Although she is dismally unprepared to be vice president let alone president, she speaks for an anxious middle class that has had to stand by, powerless, as Washington and Wall Street deregulated, gambled, lost spectacularly then demanded a trillion-dollar bailout for their risky behavior. She represents angry taxpayers duped into paying for a long expensive war that was billed as short, cheap and brilliant. She gives voice to anxious retirees who have seen their pension and savings disappear, homeowners seduced by mortgage lenders’ promise of ever-increasing home values, soldiers maimed in the war but uncared for on returning home, veterans promised then denied benefits, discouraged parents sending children to failed schools and residents told the economy was in great shape when Washington and Wall Street knew it was tanking.

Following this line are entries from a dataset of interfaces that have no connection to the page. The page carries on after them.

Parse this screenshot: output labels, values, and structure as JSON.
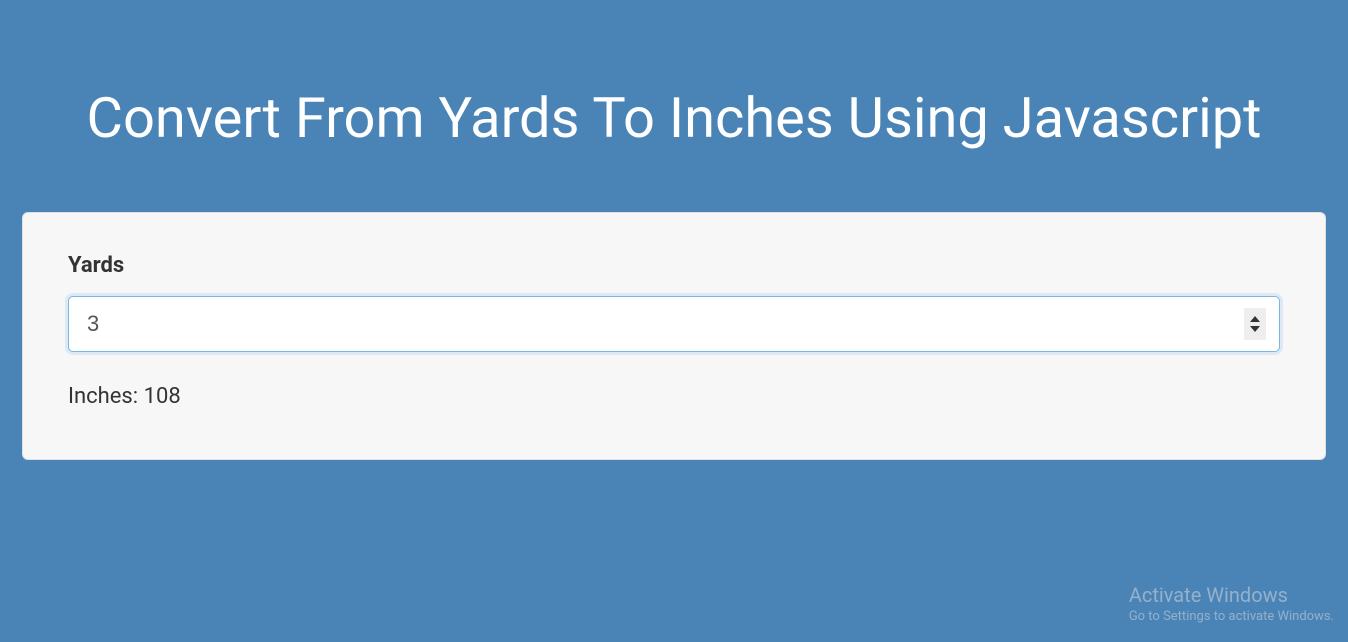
{
  "header": {
    "title": "Convert From Yards To Inches Using Javascript"
  },
  "form": {
    "label": "Yards",
    "input_value": "3",
    "result_label": "Inches:",
    "result_value": "108"
  },
  "watermark": {
    "title": "Activate Windows",
    "subtitle": "Go to Settings to activate Windows."
  }
}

She speaks for a betrayed middle class who believed corporate promises that working harder would save their jobs from outsourcing.
These are the people she attracts, a middle class that feels frustrated, angry and fearful about the future because the government appears to be working against them and for the wealthy at every turn. The irony that Palin is a member of the same party that legislated against them is lost in her powerful campaign rhetoric legitimizing their anger and anxiety. For many in the middle class she represents the only way to fight back against political forces that have ignored their needs for a very long time.

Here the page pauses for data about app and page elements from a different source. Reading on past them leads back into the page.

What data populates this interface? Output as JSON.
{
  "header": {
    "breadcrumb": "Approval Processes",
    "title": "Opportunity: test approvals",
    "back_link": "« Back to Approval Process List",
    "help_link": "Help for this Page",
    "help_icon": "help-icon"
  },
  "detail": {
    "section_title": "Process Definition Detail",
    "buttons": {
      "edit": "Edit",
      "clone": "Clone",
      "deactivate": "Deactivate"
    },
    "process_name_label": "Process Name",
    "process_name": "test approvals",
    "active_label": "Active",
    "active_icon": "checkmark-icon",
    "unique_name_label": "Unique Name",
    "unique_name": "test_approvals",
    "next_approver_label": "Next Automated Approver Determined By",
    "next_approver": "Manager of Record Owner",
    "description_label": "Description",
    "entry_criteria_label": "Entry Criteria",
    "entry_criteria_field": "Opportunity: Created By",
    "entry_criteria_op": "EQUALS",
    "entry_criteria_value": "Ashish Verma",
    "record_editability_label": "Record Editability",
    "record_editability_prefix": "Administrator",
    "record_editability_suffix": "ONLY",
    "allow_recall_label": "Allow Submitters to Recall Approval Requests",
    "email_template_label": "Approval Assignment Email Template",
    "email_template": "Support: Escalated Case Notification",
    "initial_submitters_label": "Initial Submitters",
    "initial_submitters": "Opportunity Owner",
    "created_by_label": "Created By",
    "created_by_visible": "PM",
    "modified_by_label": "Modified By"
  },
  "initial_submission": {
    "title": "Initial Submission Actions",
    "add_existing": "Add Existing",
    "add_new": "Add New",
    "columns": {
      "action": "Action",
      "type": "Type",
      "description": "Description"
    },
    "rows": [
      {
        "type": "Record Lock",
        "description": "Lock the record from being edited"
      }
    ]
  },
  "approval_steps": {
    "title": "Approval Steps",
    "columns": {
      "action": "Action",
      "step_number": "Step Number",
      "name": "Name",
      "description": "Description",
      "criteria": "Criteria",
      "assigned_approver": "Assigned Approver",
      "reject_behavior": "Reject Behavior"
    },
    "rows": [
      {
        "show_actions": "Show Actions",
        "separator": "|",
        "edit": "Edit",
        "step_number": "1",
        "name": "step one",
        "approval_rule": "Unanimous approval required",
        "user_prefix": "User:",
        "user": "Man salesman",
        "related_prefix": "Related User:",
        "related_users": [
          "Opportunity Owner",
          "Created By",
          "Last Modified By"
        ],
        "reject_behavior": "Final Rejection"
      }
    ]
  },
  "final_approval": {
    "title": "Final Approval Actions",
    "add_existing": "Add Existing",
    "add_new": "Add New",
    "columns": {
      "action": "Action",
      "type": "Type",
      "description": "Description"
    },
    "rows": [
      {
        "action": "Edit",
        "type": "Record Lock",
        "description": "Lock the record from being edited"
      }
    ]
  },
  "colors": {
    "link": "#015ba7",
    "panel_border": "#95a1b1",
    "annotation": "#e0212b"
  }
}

Sure, she’s angry but she is the only one talking directly to people who have lost significant economic ground and are now on the verge of losing middle-class status.

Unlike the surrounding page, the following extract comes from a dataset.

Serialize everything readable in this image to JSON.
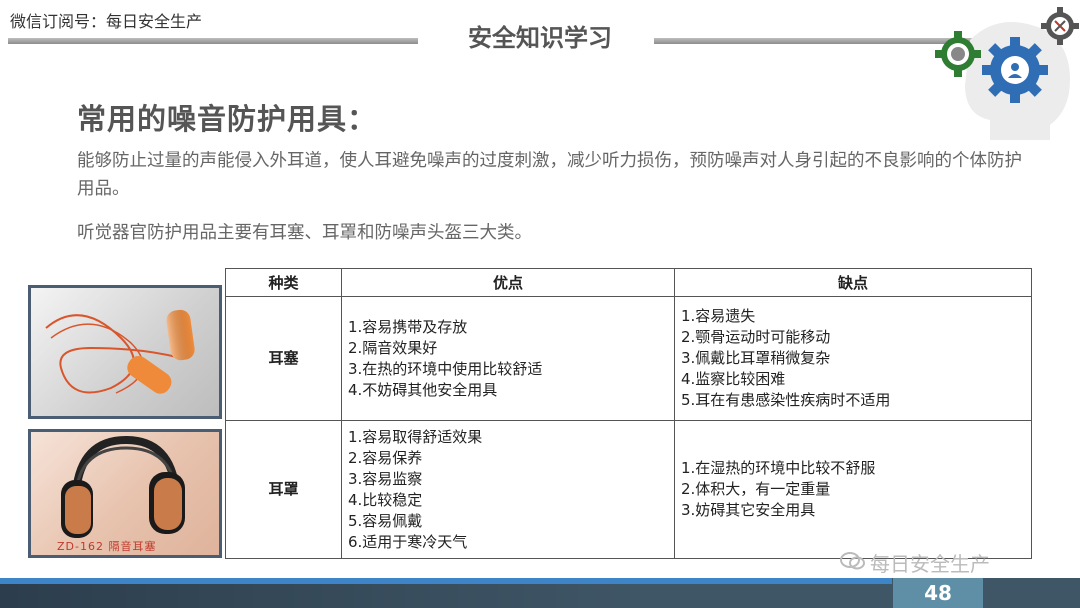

Yes, she sometimes garbles her syntax but her meaning is crystal clear to those people flimflammed by the economic double speak coming from the president and his corporate cronies.
Yes, her slogans are often over the top but they give a voice to a middle class unable to make Washington and Wall Street listen to their fears about present conditions and the bleak future to which it may lead. Sarah Palin is a lightning rod for people who feel they have been patronized and used by both parties and to ignore them because of her style is dangerous.
The middle class is being eroded faster than the polar ice cap and neither democracy nor capitalism can survive without a strong middle class. A large, vibrant and respected middle class has always been our strength. It is what has made us a world leader. Industrious people have always wanted to come to the U.S. where opportunity and upward mobility assured them participation in our middle class. This is what has given us wealth and moral authority in the world.
Wall Street needs the wealth created by Main Street to survive not the other way around. Wall Street merely plays with this wealth. It doesn’t create it. Now the middle class has hit really hard times brought on by policies that favored Wall Street over Main Street. They are angry and afraid and nobody seems to be paying attention to the one person articulating their feelings.
Sarah Palin has a tenuous grasp of geography, history, diplomacy and the idea that questions require complete answers. This does not mean we can ignore the more subtle meaning of her appeal and what it signifies for our country. A strong middle class is vitally important to the survival of the United States as a capitalistic democracy. Right now the middle class is losing ground in ways that will bring our beloved country dangerously close to an oligarchy. Democrats, Republicans, Washington, Wall Street, voters: You have to address the middle class anxiety that Sarah Palin taps into or she may be president.
Janet M. Alexander of Old Town is a retired special education teacher.